TASK GOAL: Each line in the entries below that holds the word "icon" belongs in the answer.

MATERIAL TO PROCESS:
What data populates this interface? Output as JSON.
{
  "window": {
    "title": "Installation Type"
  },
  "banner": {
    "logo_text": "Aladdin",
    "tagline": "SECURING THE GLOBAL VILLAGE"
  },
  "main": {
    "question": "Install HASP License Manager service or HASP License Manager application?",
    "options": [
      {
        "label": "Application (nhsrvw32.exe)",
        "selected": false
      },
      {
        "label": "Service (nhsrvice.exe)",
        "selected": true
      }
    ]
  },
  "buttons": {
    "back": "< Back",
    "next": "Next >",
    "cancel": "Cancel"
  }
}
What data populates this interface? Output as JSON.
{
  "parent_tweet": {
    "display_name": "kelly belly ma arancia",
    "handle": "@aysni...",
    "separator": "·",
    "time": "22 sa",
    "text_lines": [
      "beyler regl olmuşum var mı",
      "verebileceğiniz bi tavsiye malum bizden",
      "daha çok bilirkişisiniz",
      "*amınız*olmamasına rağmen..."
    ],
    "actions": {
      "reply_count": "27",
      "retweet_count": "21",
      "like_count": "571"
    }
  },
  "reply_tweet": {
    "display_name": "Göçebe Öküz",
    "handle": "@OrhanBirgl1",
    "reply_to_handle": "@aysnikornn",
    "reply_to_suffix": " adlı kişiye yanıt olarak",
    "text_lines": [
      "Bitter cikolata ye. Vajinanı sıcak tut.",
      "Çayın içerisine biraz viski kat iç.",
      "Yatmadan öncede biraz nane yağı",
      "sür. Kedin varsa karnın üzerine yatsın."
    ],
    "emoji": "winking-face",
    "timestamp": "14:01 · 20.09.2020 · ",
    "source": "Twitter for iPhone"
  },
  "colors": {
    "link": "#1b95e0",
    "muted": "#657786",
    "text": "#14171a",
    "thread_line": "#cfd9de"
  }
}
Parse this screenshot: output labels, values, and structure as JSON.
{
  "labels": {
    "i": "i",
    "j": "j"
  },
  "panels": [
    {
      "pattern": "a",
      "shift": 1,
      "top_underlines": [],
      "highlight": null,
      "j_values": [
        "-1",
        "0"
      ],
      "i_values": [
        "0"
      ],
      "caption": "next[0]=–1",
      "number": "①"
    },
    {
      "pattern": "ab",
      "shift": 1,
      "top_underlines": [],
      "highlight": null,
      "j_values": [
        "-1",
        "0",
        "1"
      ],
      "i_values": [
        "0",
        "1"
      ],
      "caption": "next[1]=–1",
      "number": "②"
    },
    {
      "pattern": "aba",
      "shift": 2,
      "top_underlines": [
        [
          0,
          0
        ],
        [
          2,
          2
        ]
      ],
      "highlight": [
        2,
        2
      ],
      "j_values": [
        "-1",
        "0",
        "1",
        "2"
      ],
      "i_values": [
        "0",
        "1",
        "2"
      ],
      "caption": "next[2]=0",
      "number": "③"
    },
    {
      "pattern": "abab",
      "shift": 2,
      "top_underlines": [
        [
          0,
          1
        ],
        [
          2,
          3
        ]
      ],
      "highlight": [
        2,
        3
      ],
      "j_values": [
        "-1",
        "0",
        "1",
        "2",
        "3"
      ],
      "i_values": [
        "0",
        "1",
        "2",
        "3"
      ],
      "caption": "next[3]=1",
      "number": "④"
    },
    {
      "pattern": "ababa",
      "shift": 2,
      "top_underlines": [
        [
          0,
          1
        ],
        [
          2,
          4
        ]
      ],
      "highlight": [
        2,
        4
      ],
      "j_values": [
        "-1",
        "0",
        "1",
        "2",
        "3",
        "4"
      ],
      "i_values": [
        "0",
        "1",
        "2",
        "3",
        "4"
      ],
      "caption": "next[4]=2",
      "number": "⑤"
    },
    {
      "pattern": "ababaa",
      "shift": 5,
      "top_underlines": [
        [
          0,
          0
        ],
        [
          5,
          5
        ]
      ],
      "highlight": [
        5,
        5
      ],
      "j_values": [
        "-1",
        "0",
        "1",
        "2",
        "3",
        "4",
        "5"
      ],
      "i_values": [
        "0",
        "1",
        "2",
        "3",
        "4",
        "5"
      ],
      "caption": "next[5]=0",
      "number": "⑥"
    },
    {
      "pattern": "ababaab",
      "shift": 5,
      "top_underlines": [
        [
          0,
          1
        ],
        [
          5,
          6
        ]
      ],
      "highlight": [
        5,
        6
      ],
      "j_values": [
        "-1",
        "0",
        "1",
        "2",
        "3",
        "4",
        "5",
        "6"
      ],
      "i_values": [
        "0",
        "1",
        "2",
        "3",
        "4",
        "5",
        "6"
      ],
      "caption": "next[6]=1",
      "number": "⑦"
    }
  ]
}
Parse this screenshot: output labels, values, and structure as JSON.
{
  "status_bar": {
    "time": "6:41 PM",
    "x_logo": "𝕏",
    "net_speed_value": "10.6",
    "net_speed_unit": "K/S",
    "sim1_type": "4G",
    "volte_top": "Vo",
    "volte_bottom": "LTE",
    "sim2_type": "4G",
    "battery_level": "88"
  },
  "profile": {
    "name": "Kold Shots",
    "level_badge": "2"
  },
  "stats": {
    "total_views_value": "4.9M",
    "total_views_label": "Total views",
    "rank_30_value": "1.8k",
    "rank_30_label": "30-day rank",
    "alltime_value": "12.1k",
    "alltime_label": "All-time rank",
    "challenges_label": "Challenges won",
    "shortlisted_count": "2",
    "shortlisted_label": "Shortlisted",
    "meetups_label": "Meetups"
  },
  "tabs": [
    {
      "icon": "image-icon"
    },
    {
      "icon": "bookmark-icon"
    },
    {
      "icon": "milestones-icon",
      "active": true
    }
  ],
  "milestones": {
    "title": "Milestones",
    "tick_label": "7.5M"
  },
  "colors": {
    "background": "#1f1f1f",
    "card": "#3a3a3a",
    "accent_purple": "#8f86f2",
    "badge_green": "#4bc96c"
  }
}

SOLUTION TO THE PROBLEM:
      "icon": "image-icon"
      "icon": "bookmark-icon"
      "icon": "milestones-icon",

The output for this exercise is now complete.